Compiled by Photonics Spectra staff
GREENBELT, Md. – NASA has completed coating 13 of the James Webb Space Telescope’s
18 primary mirror segments, enabling the observatory to see objects as far away
as the first galaxies in the universe.
Mirrors are the most critical part of a telescope and, as such,
the quality of their polishing is crucial. The mirrors were polished at L3 Integrated
Optical Systems – Tinsley in Richmond, Calif., to accuracies of less than
one-millionth of an inch. That accuracy is important for forming the sharpest images
when the mirrors cool to 2240 °C in space.
The four types of mirrors on the Webb space telescope are shown along with an artist’s
conception of the telescope’s optics with its 18 primary mirror segments.
Courtesy of NASA/Ball Aerospace/Tinsley.
The space telescope is composed of four types of mirrors –
primary, secondary, tertiary and fine steering. The telescope’s primary mirror
has an area of approximately 25 sq m, enabling scientists to capture light from
faint, distant objects in the universe faster than previous space observatories
have allowed. Made of beryllium, the mirrors will work together to relay images

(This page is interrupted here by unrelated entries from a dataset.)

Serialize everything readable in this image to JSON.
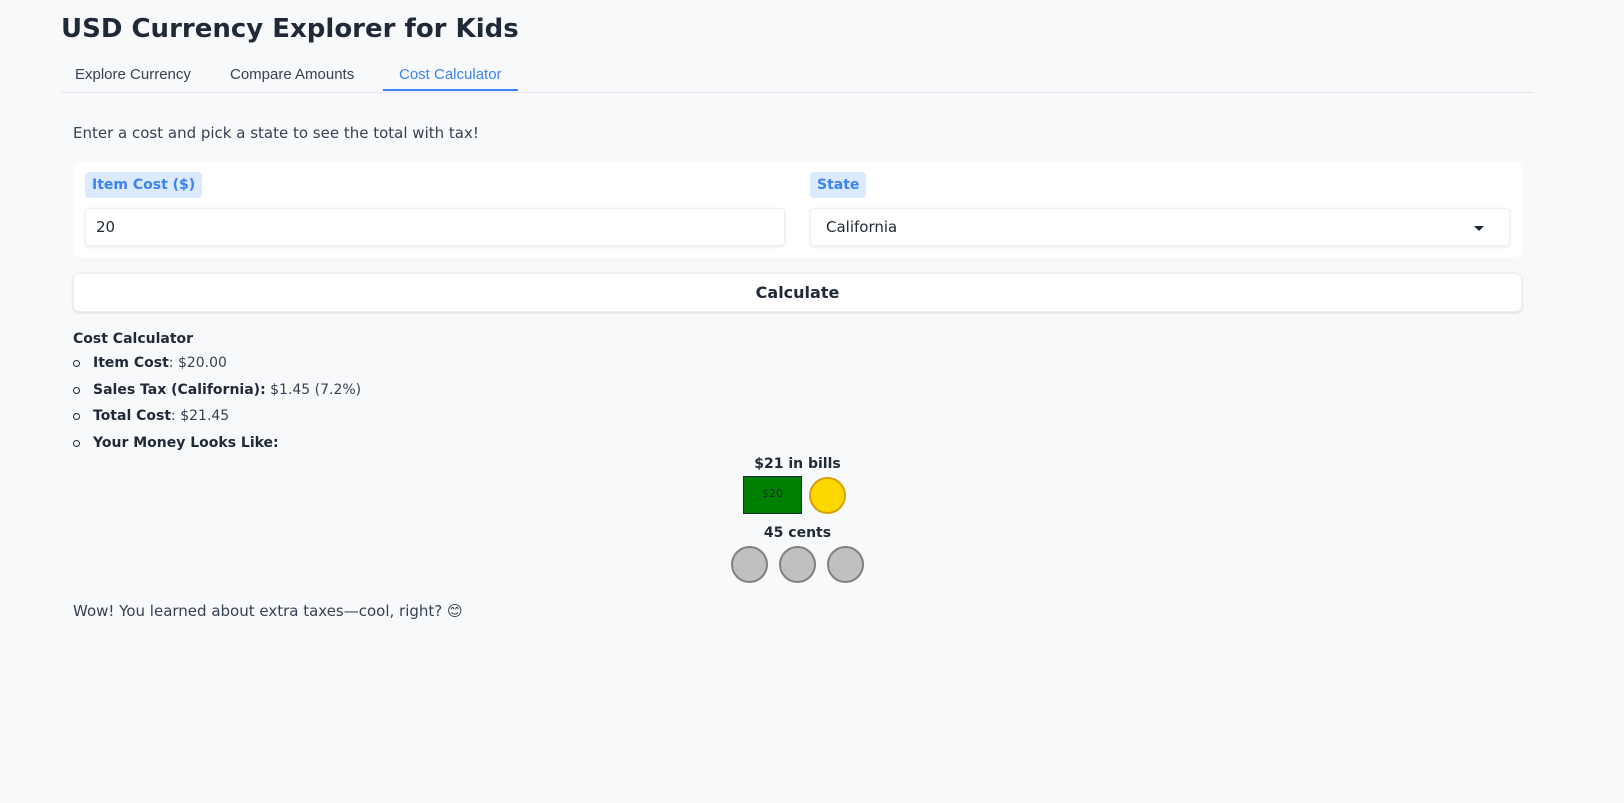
{
  "app": {
    "title": "USD Currency Explorer for Kids"
  },
  "tabs": [
    {
      "label": "Explore Currency",
      "active": false
    },
    {
      "label": "Compare Amounts",
      "active": false
    },
    {
      "label": "Cost Calculator",
      "active": true
    }
  ],
  "calculator": {
    "intro": "Enter a cost and pick a state to see the total with tax!",
    "item_cost": {
      "label": "Item Cost ($)",
      "value": "20"
    },
    "state": {
      "label": "State",
      "selected": "California"
    },
    "calculate_label": "Calculate"
  },
  "result": {
    "heading": "Cost Calculator",
    "items": [
      {
        "label": "Item Cost",
        "sep": ": ",
        "value": "$20.00"
      },
      {
        "label": "Sales Tax (California):",
        "sep": " ",
        "value": "$1.45 (7.2%)"
      },
      {
        "label": "Total Cost",
        "sep": ": ",
        "value": "$21.45"
      },
      {
        "label": "Your Money Looks Like:",
        "sep": "",
        "value": ""
      }
    ],
    "bills_title": "$21 in bills",
    "bill_label": "$20",
    "cents_title": "45 cents",
    "closing": "Wow! You learned about extra taxes—cool, right? 😊"
  },
  "colors": {
    "accent": "#3b82f6",
    "bill_green": "#008000",
    "dollar_coin": "#ffd700",
    "quarter_coin": "#c0c0c0"
  },
  "icons": {
    "select_caret": "chevron-down-icon"
  }
}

of the sky to the telescope’s science cameras.
Once polished, the mirrors are coated with a microscopically thin
layer of gold that enables them to efficiently reflect infrared light. NASA plans
to complete the coating of the remaining five mirrors by early next year. The 18
segments will fit together to make one large mirror that measures 6.5 m across.
Ernie Wright, a NASA engineer, looks on as the first six of 18 primary
mirror segments are prepped to begin final cryogenic testing at NASA’s Marshall
Space Flight Center in Huntsville, Ala. Courtesy of NASA/MSFC/David Higginbotham.
Although many astronomers believed that developing such mirrors
could not be done, the telescope’s prime contractor, Northrop Grumman Corp.
of Redondo Beach, Calif., invented a mirror technology to make it possible for the
Webb telescope to see back in time, said Scott Willoughby, vice president and Webb
Telescope Program manager for Northrop Grumman Aerospace Systems.
Although NASA has made great strides in preparing the mirrors
for the Webb telescope, the House Subcommittee on Commerce, Justice and Related
Agencies voted July 7 to cut its funding. A decision is expected by Sept. 30 to
determine whether funds will be restored.